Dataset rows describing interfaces
• • • •

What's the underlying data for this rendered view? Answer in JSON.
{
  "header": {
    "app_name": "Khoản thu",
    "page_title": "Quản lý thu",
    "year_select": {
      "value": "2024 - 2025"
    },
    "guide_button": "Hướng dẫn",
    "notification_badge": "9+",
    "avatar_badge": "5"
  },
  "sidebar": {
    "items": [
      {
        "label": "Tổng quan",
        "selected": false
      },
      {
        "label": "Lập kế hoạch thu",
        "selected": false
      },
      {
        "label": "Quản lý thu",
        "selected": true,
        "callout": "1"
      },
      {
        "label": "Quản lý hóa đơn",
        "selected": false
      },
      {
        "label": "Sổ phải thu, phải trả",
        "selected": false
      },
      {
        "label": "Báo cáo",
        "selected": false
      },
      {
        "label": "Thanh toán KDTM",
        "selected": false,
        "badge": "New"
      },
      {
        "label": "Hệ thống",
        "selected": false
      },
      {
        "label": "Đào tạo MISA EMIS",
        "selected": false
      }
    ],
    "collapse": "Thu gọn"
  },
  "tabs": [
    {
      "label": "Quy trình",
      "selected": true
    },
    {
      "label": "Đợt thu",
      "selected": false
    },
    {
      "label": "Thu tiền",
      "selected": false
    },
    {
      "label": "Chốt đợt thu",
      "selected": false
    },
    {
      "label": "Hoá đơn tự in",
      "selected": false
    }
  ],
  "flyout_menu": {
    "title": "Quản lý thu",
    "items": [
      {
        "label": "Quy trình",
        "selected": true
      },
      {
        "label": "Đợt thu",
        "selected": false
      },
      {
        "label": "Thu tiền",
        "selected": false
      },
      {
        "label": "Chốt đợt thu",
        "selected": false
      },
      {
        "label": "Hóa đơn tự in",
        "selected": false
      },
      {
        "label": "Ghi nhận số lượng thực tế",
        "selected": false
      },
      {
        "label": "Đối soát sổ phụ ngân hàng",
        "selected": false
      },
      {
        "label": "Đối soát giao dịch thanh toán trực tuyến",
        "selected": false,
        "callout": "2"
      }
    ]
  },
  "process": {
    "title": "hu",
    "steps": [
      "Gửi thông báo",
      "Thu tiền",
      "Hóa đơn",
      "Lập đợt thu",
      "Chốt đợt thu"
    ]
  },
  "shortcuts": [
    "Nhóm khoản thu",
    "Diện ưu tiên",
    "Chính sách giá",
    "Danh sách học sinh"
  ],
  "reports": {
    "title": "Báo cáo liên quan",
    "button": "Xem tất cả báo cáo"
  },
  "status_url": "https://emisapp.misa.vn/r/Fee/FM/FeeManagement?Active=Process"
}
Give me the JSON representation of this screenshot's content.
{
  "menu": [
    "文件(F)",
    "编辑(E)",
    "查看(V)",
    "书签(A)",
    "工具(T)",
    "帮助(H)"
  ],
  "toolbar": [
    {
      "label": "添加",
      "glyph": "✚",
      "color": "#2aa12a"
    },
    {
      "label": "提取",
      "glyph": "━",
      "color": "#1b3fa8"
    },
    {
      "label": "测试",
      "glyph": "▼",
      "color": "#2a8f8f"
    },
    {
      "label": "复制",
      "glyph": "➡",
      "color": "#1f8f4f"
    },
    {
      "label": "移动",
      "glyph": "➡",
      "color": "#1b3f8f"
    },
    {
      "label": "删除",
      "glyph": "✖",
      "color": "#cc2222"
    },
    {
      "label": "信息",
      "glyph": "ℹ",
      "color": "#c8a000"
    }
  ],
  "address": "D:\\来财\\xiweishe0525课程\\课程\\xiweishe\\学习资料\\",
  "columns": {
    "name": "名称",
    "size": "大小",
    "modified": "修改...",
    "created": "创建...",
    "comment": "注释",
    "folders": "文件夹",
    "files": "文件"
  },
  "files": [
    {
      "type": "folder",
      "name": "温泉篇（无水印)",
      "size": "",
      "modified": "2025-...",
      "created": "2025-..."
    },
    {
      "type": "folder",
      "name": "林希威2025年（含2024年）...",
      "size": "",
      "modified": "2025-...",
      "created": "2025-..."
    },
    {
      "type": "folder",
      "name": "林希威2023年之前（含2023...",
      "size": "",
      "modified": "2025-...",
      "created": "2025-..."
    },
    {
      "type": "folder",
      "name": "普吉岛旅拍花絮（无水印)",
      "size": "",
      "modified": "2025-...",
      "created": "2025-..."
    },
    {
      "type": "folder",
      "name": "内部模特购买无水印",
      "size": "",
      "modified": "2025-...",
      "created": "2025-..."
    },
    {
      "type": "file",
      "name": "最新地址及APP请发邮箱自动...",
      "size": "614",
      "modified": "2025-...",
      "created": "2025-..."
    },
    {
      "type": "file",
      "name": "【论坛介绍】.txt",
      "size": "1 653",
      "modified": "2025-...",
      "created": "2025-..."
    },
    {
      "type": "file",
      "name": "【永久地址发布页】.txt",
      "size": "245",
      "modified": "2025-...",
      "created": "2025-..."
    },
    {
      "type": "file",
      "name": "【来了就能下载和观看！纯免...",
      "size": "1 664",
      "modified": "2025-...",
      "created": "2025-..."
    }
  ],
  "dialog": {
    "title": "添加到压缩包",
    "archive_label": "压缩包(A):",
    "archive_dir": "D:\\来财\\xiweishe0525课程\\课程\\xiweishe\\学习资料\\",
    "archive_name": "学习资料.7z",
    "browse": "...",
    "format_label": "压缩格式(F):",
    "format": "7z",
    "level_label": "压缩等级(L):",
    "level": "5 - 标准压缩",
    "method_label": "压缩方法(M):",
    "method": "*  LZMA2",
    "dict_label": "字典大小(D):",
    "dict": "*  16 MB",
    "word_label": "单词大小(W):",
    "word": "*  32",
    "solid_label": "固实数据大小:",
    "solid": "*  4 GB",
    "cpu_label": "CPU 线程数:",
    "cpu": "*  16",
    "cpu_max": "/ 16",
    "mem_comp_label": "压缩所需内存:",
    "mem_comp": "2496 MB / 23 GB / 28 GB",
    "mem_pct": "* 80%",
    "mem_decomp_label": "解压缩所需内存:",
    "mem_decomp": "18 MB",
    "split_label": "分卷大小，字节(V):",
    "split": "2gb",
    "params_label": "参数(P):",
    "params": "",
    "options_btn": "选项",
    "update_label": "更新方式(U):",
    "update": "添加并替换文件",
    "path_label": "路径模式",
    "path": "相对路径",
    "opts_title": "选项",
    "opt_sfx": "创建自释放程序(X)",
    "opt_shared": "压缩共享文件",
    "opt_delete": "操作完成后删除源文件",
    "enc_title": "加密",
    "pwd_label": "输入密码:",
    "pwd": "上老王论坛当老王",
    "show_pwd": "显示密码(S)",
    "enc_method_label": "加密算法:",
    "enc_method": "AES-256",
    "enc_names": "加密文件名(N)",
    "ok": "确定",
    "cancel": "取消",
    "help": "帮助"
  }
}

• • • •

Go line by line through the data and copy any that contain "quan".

RESULT FOR THIS TASK
        "label": "Tổng quan",
    "title": "Báo cáo liên quan",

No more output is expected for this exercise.